Tories pledge to allow victims and media into parole hearings

Rowena Mason Deputy political editor
Photograph: Rex/Shutterstock

Victims and the media would be allowed to apply to attend parole hearings under reforms pledged by the Conservatives.

The Tories said they wanted to reform the parole system, which has been accused of not being transparent enough following a successful court challenge last year over the proposed release of serial sex attacker John Worboys.

Following that controversy, the government undertook reforms that forced parole boards to publish the reasoning for their decisions and gave victims the right to challenge release decisions on violent offenders.

The Tories said there would be a further root-and-branch review of prisoner release arrangements under a Conservative-majority government, which would include allowing victims and the media to apply to attend parole hearings.

Under a package of policies for victims of crime, the party said it would increase by 25% the victims surcharge – a fine on offenders that goes towards refuges and community support for victims of domestic and sexual abuse. It also said it would enshrine the rights of victims in law to guarantee the level of support they should receive.

Victoria Atkins, a Home Office minister, said: “Victims of crime will often have been through horrific and harrowing experiences. They may have had their lives ripped apart because of physical, emotional or economic abuse. These plans will help to ensure that the system is working for them, not against them – and that they can always count on receiving the justice and support that they deserve.”

In March 2018, the high court blocked the release of Worboys, a former black-cab driver, and ruled that the parole board “should have undertaken further inquiry into the circumstances of his offending” before taking the decision.

The Parole Board had approved Worboys’ release after deciding that he no longer posed a threat to the public. The cab driver was jailed indefinitely in 2009 with a minimum term of eight years after being found guilty of 19 offences against 12 of his passengers, with one count of rape, five sexual assaults, one attempted assault and 12 drugging charges. Police believe he committed crimes against 105 women between 2002 and 2008 when he was caught.

After a new inquiry, the board reversed its previous decision and ruled that Worboys should remain in prison indefinitely. The board’s chair, Nick Hardwick, had to resign after David Gauke, then the justice secretary, told him his position was untenable.

Following the Worboys controversy, Gauke, who is now standing as an independent, unveiled plans for a judge-led process that could in some instances be open to the public to force the board to reconsider a decision without victims having to resort to a judicial review.

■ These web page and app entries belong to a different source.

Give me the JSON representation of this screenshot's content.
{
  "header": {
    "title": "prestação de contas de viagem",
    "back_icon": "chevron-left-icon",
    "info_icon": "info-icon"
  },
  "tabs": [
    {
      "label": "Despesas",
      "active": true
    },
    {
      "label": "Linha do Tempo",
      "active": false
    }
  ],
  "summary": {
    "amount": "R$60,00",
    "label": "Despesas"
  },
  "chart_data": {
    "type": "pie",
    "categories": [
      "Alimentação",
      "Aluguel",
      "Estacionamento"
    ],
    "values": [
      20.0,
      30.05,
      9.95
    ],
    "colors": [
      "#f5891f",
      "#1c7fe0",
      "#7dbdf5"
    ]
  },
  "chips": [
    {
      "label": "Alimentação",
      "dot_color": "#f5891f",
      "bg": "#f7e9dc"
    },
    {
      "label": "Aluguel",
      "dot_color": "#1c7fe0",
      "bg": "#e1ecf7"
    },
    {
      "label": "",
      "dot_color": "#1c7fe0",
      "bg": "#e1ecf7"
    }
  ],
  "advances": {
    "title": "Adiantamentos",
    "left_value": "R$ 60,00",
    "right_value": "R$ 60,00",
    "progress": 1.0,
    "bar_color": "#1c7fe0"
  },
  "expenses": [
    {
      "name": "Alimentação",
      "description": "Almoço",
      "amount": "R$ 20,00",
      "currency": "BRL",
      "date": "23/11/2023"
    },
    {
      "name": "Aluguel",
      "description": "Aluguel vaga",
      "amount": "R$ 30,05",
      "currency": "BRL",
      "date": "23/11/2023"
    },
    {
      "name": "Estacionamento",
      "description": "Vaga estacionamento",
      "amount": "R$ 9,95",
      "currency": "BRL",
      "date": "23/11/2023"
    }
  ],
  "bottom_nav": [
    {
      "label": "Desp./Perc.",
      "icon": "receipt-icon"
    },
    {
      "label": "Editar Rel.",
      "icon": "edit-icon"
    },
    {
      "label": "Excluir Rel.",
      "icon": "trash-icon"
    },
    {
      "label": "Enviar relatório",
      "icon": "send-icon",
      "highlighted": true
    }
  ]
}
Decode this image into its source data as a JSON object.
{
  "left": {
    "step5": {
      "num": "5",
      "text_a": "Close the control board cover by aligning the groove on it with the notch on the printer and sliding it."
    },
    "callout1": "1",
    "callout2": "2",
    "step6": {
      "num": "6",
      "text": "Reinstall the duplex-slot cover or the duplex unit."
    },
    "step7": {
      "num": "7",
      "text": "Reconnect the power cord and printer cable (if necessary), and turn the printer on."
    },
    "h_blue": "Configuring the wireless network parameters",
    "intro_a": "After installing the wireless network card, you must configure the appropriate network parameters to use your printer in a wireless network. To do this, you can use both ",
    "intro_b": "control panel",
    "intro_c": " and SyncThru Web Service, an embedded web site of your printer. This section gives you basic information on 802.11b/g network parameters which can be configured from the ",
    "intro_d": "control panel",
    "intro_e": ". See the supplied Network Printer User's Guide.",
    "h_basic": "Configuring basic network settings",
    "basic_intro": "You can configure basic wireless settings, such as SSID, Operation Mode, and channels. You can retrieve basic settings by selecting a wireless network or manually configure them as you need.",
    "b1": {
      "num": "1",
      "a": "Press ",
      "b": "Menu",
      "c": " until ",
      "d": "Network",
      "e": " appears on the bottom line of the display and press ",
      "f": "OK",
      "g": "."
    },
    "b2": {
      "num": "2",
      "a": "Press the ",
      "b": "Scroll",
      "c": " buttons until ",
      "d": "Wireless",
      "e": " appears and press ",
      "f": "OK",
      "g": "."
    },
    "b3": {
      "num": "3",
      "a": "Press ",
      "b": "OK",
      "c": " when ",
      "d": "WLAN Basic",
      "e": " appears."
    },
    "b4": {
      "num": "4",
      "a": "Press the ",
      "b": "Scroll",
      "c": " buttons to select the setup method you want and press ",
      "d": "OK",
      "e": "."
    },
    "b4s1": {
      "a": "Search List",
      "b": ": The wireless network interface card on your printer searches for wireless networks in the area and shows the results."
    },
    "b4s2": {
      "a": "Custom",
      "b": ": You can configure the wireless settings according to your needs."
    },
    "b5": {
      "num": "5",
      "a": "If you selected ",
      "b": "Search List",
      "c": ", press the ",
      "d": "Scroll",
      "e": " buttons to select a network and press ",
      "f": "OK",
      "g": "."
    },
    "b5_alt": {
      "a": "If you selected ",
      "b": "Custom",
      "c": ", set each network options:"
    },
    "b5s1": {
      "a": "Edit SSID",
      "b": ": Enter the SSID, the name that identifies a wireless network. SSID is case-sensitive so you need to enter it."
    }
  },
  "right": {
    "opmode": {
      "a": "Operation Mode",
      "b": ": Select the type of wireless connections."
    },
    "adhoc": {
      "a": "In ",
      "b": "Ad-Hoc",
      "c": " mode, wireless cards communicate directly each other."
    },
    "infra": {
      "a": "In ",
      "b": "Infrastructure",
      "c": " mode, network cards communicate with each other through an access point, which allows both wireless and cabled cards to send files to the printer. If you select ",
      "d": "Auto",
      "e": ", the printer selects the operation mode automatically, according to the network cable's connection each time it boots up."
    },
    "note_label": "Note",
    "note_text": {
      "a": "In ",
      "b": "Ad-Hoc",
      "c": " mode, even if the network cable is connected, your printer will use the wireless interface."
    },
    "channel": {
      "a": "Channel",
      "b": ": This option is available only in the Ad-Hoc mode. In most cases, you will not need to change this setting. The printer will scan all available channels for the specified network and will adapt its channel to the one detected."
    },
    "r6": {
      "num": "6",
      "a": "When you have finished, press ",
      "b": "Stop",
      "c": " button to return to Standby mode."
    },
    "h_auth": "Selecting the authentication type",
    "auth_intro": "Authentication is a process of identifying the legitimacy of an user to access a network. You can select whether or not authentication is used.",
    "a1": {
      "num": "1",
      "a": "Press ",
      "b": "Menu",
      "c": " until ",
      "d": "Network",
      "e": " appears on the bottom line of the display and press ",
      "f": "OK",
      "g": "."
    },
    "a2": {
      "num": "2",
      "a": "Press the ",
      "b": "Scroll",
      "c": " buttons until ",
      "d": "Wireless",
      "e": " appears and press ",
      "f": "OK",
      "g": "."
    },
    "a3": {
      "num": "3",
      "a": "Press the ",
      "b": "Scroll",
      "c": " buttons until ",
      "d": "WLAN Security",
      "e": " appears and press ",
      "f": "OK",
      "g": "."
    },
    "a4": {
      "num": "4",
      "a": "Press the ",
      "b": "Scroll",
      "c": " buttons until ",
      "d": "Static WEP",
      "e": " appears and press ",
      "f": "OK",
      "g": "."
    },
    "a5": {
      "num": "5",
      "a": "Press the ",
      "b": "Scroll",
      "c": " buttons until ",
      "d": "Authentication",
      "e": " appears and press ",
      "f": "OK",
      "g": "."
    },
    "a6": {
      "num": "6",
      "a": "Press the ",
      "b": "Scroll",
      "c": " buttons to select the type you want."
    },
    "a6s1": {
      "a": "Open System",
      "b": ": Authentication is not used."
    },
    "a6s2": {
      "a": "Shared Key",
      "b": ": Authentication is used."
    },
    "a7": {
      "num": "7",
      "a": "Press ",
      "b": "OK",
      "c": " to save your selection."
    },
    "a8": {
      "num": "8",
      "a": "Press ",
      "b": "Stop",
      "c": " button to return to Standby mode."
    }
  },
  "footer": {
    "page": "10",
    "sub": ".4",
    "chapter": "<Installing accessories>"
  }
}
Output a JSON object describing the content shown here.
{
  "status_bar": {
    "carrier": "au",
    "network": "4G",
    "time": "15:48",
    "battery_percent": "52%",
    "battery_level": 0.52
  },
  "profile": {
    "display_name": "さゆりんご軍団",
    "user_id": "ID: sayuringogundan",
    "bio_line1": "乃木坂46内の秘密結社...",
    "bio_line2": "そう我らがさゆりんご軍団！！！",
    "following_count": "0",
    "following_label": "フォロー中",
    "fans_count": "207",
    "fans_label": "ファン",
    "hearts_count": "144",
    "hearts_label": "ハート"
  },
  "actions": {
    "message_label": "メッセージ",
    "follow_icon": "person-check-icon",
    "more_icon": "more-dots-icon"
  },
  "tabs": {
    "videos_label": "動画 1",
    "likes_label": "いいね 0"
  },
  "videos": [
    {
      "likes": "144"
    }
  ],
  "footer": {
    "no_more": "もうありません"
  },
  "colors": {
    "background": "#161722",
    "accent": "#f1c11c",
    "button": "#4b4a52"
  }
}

Initial legislation was also introduced to remove the blanket ban on transparency and allow the parole board to explain decisions to victims, media and the public, alongside expanding the victim contact scheme.